Heart Sutra × Grain Rain
Digital installation with moving image and sound
Hong Kong artist Hung Keung has a longstanding interest in Chinese ink art and calligraphy He views Chinese characters as much more than text in 2D and passive written form. With their unique pictorial composition and symbolic significance throughout history, these characters can be regarded through an artistic lens as active and living entities with temperaments of their own. Hung aims to explore the possibilities of personifying characters and having them react to their surroundings with genuine feeling. Through this approach, he hopes to tell stories about the emotional lives of ordinary humans.
Grain Rain is the final solar term in spring, marking the time when seedlings are first planted in the fields and the crops are newly sown. As the plants require the moisture of rain the most, there was a suggestion that “spring rain is as precious as oil.” Grain Rain signifies “rain gives birth to hundreds of grains.” The arrival of this solar term means that the cold wave weather has passed, and the temperature is rising faster. By this time, the farmers have completed the spring ploughing, the rice has formed young ears, and the fields require more water to nourish the crops. Therefore, abundant rainfall is essential.
The Grain Rain Series depicts the dynamic transformations of flowers in high temperatures, emphasizing the interconnectedness between matter, the natural environment, and the perspectives involved. The anthropomorphized Chinese characters vividly capture the intricate interplay of the surrounding environment, human emotions and the ever-changing forces of nature.
In this installation, Grain Rain and Heart Sutra will engage in a mutual dialogue, exploring the concepts of “observation” and “illumination”. The flowing Chinese characters of the sutra will be "observed" and simultaneously, the act of reading will find to be “illuminated” not only within the mirror but also beyond it.
Dr. HUNG Keung
Hung Keung’s innovative practice involves working and researching across a range of media, including interactive performance, moving images, photography, experimental ink painting, installation and writing. Alongside his individual practice and research, he also, since 2005, leads a research lab “imhk lab,” a research initiative focusing on the design and creation of new media art and examines the relationship between Chinese philosophy and interactivity.

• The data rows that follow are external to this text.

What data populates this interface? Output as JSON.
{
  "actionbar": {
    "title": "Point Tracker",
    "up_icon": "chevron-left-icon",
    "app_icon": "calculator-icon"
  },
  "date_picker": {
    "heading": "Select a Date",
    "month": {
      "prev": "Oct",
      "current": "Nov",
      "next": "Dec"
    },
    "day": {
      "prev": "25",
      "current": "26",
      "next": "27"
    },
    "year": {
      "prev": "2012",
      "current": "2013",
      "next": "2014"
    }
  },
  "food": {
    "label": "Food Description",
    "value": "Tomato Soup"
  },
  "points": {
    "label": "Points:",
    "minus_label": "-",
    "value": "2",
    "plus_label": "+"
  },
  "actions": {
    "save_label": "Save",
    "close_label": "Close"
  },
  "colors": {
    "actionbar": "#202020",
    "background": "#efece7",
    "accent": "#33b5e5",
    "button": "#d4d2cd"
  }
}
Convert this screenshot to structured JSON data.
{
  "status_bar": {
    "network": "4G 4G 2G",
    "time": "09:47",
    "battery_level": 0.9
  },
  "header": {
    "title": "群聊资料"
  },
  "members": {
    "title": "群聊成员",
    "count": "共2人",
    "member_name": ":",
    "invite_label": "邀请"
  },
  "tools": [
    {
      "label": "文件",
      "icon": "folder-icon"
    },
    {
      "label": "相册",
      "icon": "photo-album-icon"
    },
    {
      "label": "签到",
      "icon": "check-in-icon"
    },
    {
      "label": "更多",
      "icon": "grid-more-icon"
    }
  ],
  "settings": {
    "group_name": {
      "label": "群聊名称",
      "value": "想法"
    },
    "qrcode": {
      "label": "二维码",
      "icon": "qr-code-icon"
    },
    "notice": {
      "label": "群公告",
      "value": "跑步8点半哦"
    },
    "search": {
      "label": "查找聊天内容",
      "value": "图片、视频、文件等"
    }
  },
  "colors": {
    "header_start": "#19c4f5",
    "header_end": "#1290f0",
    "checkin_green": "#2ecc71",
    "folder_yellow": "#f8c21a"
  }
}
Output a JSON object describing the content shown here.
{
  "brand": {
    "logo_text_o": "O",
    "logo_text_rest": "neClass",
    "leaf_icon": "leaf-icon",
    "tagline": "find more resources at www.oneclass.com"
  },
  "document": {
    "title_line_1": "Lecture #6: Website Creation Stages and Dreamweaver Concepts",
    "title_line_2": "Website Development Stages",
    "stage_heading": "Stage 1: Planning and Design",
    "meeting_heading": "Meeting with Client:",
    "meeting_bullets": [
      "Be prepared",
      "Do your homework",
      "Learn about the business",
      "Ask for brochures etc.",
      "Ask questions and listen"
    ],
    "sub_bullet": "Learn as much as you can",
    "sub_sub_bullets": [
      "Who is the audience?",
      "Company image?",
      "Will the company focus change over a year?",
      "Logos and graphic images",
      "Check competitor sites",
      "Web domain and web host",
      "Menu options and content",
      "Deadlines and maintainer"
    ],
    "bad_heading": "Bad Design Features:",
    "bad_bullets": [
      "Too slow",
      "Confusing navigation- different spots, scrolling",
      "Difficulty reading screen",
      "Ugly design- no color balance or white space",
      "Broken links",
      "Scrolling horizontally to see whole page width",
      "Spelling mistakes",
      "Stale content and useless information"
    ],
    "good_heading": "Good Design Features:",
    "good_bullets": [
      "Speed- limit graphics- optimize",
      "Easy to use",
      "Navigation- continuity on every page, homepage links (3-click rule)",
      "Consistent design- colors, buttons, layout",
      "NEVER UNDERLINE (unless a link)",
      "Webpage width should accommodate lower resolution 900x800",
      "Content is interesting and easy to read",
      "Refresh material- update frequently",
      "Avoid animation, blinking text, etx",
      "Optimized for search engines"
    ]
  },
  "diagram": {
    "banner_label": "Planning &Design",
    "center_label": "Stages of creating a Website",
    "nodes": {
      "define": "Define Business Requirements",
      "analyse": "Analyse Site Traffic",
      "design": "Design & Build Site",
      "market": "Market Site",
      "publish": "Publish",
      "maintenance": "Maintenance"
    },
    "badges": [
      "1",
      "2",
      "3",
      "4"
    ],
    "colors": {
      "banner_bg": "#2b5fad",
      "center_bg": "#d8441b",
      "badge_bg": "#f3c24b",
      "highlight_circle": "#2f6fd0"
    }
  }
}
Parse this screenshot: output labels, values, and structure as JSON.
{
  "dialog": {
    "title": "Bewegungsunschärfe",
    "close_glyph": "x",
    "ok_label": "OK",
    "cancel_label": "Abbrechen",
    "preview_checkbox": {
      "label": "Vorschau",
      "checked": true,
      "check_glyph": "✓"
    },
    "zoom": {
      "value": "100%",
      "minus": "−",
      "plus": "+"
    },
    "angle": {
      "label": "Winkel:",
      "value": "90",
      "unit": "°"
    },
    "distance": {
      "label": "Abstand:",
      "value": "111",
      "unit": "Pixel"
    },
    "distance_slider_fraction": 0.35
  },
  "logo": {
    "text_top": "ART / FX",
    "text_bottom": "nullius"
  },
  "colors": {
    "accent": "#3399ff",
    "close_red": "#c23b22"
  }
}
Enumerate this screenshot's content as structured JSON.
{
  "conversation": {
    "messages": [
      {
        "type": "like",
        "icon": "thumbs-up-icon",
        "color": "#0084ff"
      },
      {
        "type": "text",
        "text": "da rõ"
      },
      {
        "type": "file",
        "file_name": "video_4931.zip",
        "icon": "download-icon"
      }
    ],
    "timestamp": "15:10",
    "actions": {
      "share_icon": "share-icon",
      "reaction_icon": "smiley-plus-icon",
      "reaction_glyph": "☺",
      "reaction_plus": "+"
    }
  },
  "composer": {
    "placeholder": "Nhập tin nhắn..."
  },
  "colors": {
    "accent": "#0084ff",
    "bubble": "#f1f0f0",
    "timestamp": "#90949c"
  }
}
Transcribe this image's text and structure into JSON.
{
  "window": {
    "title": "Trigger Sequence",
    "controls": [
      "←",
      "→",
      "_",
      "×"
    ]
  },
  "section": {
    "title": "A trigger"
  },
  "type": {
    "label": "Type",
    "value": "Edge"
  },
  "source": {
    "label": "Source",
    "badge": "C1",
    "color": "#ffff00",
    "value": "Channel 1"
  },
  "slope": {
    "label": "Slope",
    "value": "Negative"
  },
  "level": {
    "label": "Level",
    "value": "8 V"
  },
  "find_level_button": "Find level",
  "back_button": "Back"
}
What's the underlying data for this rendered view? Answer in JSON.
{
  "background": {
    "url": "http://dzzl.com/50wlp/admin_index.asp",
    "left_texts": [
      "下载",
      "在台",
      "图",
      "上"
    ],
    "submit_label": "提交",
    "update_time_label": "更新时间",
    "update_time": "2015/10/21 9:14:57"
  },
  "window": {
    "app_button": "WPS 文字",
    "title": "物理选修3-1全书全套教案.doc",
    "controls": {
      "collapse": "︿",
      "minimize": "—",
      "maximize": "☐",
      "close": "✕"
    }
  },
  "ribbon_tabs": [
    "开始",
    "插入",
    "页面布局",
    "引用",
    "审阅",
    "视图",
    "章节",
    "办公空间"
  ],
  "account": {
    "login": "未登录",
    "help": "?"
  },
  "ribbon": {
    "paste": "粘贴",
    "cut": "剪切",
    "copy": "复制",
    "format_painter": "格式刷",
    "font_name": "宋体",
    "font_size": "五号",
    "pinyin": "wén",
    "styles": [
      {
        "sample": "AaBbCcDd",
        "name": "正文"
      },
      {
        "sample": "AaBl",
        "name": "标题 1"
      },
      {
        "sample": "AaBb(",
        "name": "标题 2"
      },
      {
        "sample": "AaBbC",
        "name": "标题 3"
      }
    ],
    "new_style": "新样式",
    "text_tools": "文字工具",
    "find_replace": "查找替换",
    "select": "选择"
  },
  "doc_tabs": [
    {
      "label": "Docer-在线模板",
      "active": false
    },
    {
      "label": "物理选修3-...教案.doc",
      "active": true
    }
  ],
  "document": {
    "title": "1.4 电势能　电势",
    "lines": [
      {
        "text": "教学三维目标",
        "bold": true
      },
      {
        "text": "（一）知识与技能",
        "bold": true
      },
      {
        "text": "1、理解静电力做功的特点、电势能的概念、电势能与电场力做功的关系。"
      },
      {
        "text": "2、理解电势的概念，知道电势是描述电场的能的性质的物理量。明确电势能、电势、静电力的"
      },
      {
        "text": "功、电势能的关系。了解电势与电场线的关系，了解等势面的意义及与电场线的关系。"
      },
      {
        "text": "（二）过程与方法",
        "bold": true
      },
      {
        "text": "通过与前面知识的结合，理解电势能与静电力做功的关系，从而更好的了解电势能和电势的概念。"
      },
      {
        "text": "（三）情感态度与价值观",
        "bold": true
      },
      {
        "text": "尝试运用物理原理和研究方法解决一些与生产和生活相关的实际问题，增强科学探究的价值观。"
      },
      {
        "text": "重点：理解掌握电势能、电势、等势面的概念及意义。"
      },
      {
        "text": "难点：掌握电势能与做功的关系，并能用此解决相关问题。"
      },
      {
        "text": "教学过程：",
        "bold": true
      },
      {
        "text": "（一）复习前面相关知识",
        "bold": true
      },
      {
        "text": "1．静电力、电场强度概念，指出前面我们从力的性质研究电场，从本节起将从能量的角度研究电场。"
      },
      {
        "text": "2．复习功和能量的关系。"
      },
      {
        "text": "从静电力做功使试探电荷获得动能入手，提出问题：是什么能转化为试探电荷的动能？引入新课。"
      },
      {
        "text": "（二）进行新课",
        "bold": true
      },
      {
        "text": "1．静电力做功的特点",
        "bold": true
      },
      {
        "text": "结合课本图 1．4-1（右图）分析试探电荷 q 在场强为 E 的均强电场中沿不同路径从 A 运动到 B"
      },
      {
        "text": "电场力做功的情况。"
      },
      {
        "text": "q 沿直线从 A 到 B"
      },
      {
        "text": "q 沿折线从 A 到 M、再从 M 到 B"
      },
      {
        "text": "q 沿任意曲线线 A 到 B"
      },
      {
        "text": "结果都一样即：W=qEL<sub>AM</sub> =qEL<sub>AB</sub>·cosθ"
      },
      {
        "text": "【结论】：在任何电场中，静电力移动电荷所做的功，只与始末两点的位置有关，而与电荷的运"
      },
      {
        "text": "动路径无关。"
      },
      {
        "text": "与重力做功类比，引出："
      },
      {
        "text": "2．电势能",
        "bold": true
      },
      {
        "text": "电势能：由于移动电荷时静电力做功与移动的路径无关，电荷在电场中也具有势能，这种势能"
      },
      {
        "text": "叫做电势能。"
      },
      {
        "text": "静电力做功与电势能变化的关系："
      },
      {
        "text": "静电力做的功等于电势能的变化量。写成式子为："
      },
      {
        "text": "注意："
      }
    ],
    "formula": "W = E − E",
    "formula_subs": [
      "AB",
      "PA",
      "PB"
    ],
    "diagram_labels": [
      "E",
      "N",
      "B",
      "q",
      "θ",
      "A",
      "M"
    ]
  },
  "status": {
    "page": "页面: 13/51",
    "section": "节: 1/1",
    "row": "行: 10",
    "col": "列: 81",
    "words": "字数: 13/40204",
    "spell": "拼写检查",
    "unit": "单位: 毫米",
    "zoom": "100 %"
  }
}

Hung has successfully demonstrated how Chinese conceptual philosophy can be integrated with digital media technology in his digital media art. Hung’s artworks provide a novel way of defining the relationship between traditional Chinese art theory and contemporary art practice. His pieces address themes relating to history, as well as the effects of modernisation, urbanisation, and globalisation on societies and cultures, both locally and internationally.